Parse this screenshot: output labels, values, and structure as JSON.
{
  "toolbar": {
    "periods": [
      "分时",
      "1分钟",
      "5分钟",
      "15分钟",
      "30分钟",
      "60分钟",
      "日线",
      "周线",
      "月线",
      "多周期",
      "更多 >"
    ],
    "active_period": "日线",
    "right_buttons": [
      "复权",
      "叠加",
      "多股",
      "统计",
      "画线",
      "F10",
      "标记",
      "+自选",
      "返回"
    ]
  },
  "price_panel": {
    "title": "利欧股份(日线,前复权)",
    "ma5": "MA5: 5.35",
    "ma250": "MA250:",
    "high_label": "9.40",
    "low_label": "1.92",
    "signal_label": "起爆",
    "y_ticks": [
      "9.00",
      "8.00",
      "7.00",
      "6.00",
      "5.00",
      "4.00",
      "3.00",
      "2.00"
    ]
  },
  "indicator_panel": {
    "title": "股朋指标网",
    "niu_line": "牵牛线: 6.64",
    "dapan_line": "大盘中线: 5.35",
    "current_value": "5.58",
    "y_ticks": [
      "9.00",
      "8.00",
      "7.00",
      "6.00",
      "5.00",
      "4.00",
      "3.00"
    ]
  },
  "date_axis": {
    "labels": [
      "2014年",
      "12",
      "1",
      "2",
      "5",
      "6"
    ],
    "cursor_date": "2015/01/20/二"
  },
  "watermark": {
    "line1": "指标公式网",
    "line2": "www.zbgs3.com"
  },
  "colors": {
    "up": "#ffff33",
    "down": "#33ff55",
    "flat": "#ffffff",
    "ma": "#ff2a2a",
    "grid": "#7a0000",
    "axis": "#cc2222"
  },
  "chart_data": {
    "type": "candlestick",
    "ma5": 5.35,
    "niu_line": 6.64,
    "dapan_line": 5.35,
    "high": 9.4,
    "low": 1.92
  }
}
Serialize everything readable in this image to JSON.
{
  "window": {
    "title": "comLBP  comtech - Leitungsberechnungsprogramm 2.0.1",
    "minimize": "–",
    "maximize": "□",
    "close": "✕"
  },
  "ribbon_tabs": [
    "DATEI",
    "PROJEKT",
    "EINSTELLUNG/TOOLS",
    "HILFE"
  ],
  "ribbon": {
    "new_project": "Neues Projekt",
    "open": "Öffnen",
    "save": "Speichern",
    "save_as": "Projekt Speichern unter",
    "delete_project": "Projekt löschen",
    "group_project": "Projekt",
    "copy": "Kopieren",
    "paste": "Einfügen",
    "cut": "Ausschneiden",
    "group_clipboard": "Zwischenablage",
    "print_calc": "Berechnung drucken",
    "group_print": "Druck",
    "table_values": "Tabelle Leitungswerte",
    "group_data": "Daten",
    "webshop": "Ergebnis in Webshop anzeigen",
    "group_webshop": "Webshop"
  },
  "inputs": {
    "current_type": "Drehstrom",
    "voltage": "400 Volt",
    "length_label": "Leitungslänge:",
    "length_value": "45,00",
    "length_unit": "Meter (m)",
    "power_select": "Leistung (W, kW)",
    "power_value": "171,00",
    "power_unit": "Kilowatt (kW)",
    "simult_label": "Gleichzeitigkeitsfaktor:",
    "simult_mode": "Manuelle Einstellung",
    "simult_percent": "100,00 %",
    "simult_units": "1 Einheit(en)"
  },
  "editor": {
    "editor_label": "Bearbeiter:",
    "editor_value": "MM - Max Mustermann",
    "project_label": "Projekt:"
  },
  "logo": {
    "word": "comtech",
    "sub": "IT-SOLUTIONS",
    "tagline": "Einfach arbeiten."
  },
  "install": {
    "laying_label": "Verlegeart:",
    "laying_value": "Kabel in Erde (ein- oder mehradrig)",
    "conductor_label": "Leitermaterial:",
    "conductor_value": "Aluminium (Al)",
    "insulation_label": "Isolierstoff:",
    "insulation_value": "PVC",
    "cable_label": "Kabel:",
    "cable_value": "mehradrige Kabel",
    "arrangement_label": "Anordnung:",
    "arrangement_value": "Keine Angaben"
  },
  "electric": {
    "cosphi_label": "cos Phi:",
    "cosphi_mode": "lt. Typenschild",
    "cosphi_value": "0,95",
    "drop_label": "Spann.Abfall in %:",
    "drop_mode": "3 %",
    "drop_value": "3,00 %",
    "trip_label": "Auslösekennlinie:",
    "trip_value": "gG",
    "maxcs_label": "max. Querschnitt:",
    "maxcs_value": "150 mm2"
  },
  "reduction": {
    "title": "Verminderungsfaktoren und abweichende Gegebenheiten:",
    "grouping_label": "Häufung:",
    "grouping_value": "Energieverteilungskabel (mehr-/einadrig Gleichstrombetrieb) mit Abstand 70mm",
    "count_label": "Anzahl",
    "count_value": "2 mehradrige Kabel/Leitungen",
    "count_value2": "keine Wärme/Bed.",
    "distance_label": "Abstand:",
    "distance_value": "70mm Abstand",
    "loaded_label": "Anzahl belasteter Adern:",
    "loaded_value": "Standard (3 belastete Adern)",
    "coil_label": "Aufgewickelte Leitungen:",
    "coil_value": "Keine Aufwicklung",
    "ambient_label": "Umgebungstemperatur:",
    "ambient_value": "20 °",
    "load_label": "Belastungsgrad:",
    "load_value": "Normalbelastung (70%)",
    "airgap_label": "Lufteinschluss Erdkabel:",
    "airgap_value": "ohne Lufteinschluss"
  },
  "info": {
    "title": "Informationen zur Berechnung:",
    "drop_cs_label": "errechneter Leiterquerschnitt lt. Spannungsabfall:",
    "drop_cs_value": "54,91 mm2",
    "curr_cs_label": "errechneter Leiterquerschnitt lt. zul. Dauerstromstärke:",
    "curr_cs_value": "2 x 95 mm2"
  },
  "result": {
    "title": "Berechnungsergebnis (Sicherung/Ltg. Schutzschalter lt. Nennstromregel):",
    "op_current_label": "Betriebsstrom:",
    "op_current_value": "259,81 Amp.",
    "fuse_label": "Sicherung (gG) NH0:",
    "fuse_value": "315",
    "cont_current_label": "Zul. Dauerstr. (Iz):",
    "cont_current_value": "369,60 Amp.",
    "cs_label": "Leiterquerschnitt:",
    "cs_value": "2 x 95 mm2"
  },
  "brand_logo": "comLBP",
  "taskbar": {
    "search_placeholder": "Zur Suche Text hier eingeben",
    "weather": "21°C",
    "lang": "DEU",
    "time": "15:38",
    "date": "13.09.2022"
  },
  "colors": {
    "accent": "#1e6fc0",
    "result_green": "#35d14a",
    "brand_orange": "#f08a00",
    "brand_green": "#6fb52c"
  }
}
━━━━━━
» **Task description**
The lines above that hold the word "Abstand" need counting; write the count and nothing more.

» **Written reply**
3